Somehow, I’ve started judging my days by that light. Anyone else do things like that? I used to do it when I’d drive to Richfield or Edina for work. There was always a slow down on the interstate where I-35E  joins I-494. When I’d come to the slow down, I’d look at my clock and think if I get through this and to the MN river in less than ten minutes, it’s going to be a good day. Is that crazy? I don’t know, but it seems like if traffic patterns go my way, the rest of the day does as well. Of course, if traffic sucks…well, you can follow the rest.

I’ve now begun thinking, as I approach my least favorite stoplight, if I make this light, it’s gonna be a good day. And, for the most part, I’m right. Since that light is very hit-or-miss, there’s no pattern to it and I’m actually able to judge my day off of it. Okay, that sounds a bit wonky. Whatever, it’s my crazy ritual.

Flash to this morning, I’m cruising up toward the light and-BAM!-it turns yellow on me. I have to stop. Crap. That was my first thought. Today can’t be a bad day, I am going to a concert tonight! Today is a FUN day! I’m leaving work early. This day is supposed to be good!

I was practically hyperventilating as I argued with my superstition. Then, out of the corner of my eye, I saw something weird. There was a car in the oncoming lane, also stopped for the light. I glanced in that direction and saw the driver was an elderly woman. I couldn’t make out her face, but she had a white pouf of hair and glasses. Elderly.

As I watched, her little white pouf started bopping along to a beat. Without fail, she was clearly jamming to some song. I’m assuming that she had her radio on and was not recently escaped, but it was so.darn.cute!

Think about this: when is the last time you saw an elderly person jamming to music? Jamming to anything? Listening to music?

This little lady was in her own world, bopping along and all I could see was her old lady hair, swerving in time to some mystical beat. I grinned out loud.

As the light turned green and I started to go, I looked over as I passed her.
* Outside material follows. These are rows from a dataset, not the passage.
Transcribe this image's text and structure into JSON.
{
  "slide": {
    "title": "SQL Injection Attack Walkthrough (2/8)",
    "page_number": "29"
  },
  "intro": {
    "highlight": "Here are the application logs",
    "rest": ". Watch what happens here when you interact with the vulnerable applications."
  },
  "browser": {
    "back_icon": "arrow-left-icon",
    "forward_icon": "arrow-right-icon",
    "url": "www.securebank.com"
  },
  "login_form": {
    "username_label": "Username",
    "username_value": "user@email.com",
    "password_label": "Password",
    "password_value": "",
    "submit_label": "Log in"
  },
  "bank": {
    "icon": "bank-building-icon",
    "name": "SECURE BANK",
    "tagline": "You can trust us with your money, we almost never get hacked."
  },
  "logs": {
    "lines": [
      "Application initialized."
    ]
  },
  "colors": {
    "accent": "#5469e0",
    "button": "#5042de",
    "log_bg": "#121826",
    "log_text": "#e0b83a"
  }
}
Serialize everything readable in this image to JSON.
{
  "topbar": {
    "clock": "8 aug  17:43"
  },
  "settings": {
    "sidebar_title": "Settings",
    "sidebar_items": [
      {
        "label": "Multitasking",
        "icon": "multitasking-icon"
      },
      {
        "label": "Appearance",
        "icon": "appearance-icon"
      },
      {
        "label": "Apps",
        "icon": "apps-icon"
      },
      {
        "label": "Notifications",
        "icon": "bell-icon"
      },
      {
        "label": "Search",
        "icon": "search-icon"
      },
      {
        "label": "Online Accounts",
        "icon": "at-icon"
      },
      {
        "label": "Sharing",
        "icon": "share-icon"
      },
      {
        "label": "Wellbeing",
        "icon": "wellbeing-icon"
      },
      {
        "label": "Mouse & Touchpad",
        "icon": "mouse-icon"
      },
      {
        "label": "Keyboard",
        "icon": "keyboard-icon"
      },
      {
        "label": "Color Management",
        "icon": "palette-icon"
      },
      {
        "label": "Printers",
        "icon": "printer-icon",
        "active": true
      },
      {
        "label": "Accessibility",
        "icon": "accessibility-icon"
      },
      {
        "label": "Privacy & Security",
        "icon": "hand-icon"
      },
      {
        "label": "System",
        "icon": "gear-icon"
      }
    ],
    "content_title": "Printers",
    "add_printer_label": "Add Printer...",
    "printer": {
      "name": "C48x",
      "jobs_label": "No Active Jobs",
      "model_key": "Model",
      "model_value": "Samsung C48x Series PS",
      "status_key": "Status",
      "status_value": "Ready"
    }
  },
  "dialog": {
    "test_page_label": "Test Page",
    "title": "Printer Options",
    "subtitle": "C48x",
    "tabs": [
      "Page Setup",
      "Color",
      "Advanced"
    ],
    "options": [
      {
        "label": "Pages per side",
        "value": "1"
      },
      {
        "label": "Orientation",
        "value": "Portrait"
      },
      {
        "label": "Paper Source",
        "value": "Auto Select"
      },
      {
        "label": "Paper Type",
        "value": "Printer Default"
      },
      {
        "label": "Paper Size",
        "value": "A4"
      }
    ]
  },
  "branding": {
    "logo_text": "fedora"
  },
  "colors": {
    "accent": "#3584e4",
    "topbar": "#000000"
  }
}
She had her head turned, so I still couldn’t see her face, but I waved at her, because she made me happy, even though I knew she wouldn’t see it.

When I approached the next stoplight and it, inevitably, turned yellow, I smiled and thought, “it’s going to be a great day!”